RM: I’m counting syllables all the time. I dream in 5/7/5. I’ve written four books of monster themed haiku, each with about 350 poems. So that’s 1,400. I tweet about 3 haiku a day, and have been doing that for almost two years. That puts me to about 3,500 haiku. That’s a lot of haiku. Hopefully one of them is a keeper.

SGB: Film tri-fecta question: What’s your favorite zombie film? Vampire film? Werewolf film?

RM: I usually say Romero’s Dawn Of The Dead for my favorite zombie film, but I’ve been leaning a bit more toward his Night Of The Living Dead lately. My favorite Vampire film is Kathryn Bigelow’s Near Dark. My favorite werewolf film is Neil Marshall’s Dog Soldiers.

SGB: What’s next? More haiku? Or are we going to see zombie verse in iambic pentameter? (To rot or not to rot, that is the question.)

RM: I’m trying to stay away from mixing monsters and other poetry forms. Something about wicked witch limericks sounds like a tougher sell than haiku. My next book, Dawn Of Zombie Haiku, comes out this summer and I am really excited for people to read it. It’s written from the perspective of a young girl keeping a haiku journal during a zombie outbreak. Ever since the first book, I have wanted to write another zombie story in haiku.
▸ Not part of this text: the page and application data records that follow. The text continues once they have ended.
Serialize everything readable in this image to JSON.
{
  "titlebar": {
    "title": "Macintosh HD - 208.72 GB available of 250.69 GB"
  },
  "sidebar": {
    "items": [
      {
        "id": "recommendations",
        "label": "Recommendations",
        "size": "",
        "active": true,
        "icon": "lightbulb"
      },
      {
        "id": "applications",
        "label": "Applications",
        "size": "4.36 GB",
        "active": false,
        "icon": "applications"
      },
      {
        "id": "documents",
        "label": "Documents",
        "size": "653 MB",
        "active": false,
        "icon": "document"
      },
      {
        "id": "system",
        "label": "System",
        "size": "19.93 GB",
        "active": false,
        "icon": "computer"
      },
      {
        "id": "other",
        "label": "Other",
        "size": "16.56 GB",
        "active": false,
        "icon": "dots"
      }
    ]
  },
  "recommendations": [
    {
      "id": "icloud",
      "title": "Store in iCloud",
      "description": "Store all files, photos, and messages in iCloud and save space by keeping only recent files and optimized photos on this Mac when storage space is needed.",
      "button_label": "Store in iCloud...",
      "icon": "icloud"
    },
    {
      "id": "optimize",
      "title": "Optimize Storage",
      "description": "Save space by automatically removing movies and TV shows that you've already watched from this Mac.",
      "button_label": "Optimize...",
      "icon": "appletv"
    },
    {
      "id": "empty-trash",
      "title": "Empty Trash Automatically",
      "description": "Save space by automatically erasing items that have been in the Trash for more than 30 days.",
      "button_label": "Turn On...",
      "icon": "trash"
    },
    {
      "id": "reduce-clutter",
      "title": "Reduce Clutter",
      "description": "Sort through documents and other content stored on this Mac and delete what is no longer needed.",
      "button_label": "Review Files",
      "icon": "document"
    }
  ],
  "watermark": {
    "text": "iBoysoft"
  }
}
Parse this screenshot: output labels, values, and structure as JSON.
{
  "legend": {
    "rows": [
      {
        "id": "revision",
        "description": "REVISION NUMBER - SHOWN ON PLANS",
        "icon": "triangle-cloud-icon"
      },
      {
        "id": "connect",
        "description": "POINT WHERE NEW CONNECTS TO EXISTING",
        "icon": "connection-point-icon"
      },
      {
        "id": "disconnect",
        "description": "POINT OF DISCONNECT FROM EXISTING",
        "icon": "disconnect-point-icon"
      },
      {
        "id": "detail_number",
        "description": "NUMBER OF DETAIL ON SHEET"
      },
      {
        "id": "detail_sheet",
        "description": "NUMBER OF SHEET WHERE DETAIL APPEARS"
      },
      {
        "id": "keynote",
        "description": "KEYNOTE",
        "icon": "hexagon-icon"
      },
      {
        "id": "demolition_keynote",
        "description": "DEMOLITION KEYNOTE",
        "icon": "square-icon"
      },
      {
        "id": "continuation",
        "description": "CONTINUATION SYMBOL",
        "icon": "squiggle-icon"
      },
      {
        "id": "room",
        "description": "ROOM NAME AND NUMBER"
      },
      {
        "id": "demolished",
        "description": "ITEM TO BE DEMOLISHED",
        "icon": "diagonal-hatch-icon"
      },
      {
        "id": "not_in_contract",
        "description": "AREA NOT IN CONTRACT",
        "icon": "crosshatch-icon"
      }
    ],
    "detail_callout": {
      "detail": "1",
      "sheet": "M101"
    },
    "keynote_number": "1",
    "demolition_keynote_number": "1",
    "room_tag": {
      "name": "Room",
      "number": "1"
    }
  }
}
It took me a while to find a story that I both loved and felt would stand out as original in the growing cannon of zombie fiction. It was fun to write.

SGB: Where can people find you on the Internet to learn more about you and your books?

RM: People can find more info about me at www.ryanmecum.com and they can be fed a few daily haiku via my Twitter feed at www.twitter.com/mecumhaiku.

SGB: Thanks for taking the time to visit with us, Ryan. Good luck with the new book and with all of your future endeavors!

RM: Thanks S.G.! And thanks for creating Andy Warner. He’s a friend of mine.